** Data to use follows **

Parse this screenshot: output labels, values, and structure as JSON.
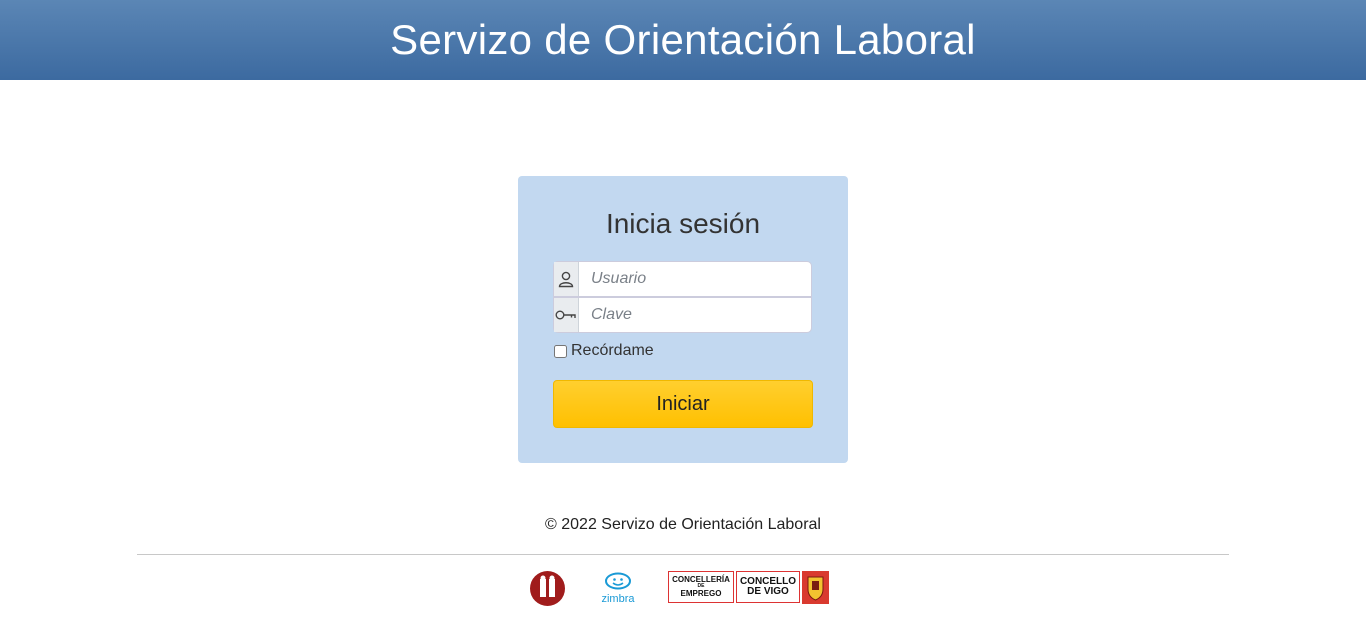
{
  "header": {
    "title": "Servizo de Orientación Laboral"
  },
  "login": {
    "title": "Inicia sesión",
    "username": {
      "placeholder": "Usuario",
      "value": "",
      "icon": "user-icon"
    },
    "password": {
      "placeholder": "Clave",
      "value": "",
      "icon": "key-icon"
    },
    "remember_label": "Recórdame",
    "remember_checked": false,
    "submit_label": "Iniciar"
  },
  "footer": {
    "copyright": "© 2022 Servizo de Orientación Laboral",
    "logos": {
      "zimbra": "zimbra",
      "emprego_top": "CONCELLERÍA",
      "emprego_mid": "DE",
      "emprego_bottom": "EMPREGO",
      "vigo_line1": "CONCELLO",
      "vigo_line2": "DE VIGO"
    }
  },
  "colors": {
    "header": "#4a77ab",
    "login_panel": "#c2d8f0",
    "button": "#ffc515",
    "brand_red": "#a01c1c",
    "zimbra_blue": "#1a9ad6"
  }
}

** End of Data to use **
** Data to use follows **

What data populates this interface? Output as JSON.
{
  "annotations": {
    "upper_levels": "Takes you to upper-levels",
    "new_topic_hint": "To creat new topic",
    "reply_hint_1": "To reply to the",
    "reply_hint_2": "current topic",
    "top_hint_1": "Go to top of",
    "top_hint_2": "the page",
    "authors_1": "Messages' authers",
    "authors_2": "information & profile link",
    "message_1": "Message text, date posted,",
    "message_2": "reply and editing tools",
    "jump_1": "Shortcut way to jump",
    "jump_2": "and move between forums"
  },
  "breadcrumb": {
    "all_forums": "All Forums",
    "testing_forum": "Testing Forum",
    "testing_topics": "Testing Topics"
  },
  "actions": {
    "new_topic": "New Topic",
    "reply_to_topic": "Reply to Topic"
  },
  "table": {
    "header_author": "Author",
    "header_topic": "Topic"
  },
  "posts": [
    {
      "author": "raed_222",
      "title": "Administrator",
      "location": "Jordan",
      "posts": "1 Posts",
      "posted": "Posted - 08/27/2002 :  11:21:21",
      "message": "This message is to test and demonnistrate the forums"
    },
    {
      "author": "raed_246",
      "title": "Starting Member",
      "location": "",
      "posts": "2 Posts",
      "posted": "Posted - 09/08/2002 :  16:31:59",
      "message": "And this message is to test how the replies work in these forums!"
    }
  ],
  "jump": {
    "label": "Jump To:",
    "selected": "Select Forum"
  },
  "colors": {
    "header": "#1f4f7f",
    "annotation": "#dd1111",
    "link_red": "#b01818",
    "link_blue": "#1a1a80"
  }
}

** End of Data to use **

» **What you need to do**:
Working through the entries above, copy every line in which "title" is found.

» **The completed task**:
    "title": "Servizo de Orientación Laboral"
    "title": "Inicia sesión",
      "title": "Administrator",
      "title": "Starting Member",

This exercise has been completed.